For many years, the jihadi community has been cognizant of the benefits of encrypted communications and, as such, has developed its own proprietary cryptologic software in order to meet this demand. In October 2010, Al Qaeda in the Arabian Peninsula (AQAP) dedicated an entire sub-section of its English-language Inspire magazine to help teach would-be AQAP recruits about the need for digital encryption.
As The Daily Dot reported:
In 2007, well before the Snowden revelations in 2013, software called Asrar al-Mujahideen (Secrets of the Mujahideen) was released on an Al Qaeda Web forum known as "al-Ekhlaas." This software is used to encrypt "messages and files between users and is promoted as a trusted and secure avenue for terrorist groups," according to Flashpoint.
But last week the president ignored all that and advocated for a “solution” about which there is nearly universal negative consensus within the tech community. Reuters reported:
He acknowledged skepticism about the government in the wake of the revelations about U.S. surveillance programs by former National Security Agency contractor Edward Snowden.

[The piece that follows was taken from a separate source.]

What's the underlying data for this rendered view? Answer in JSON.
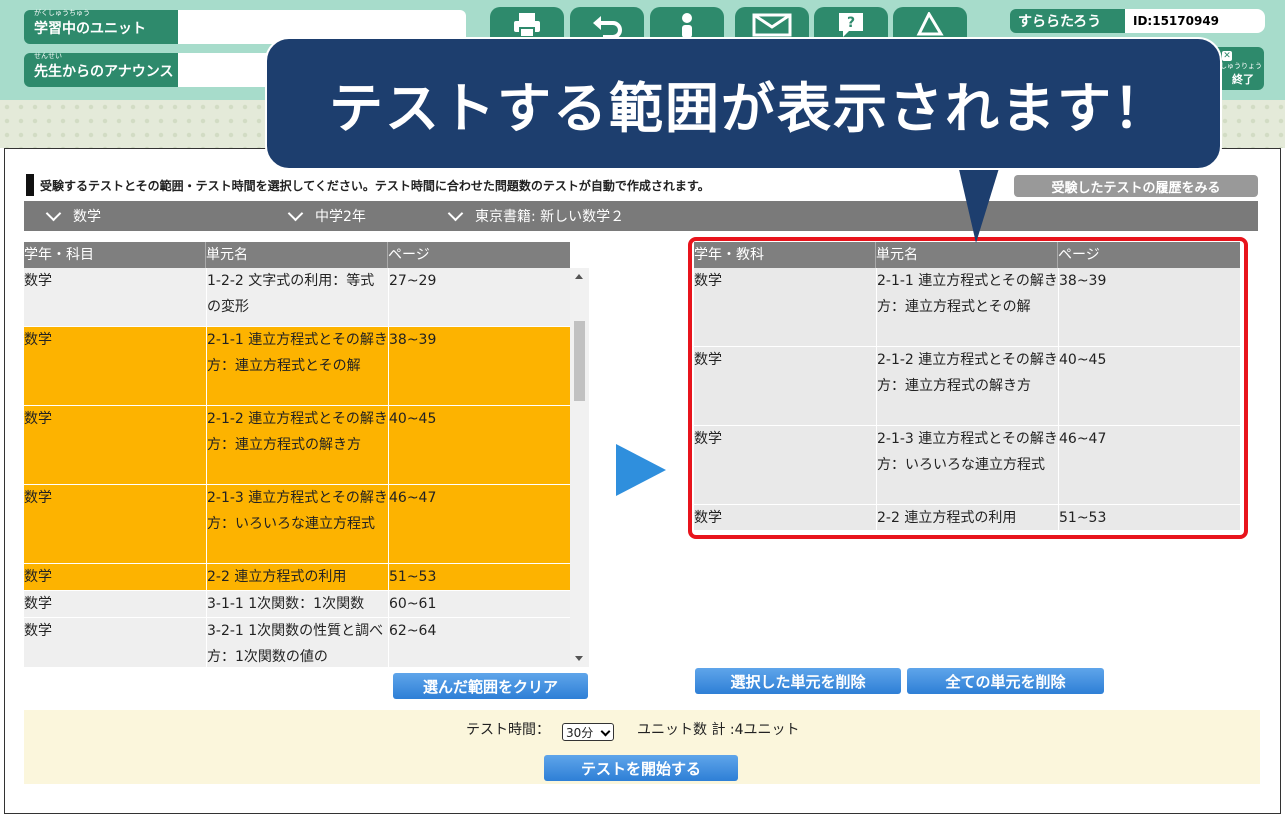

But he pressed his point that a compromise that respected civil liberties and protected security had to be found. That solution would likely be a system with strong encryption and a secure "key" that is accessible to the "smallest number of people possible" for issues that were agreed to be important.
What the president is describing is a backdoor. The problem is that there is no way to create a key that can be used by only certain people. That's not how keys work and it's not how encryption works. Almost two years ago, more than 140 tech companies came together and addressed this issue. As The New American reported at the time:
More than 140 tech companies, trade associations, computer security and policy experts, and civil society organizations signed a letter addressed to President Obama urging him "to reject any proposal that U.S. companies deliberately weaken the security of their products," and to "instead focus on developing policies that will promote rather than undermine the wide adoption of strong encryption technology." The signers of the letter argue that "such policies will in turn help to promote and protect cybersecurity, economic growth, and human rights, both here and abroad."
The letter, dated May 19, calls strong encryption "the cornerstone of the modern information economy's security," and says "Encryption protects billions of people every day against countless threats — be they street criminals trying to steal our phones and laptops, computer criminals trying to defraud us, corporate spies trying to obtain our companies' most valuable trade secrets, repressive governments trying to stifle dissent, or foreign intelligence agencies trying to compromise our and our allies' most sensitive national security secrets."
The letter's signatures take up almost four of its six pages and include some significant names in the tech world. Many of the people and organizations listed have been supporters of President Obama. Hopefully he will heed their wise advice.
It appears that in his waning days in office, President Obama has decided to ignore these experts.
Photo of President Obama at South by Southwest Festival in Austin, Texas: AP Images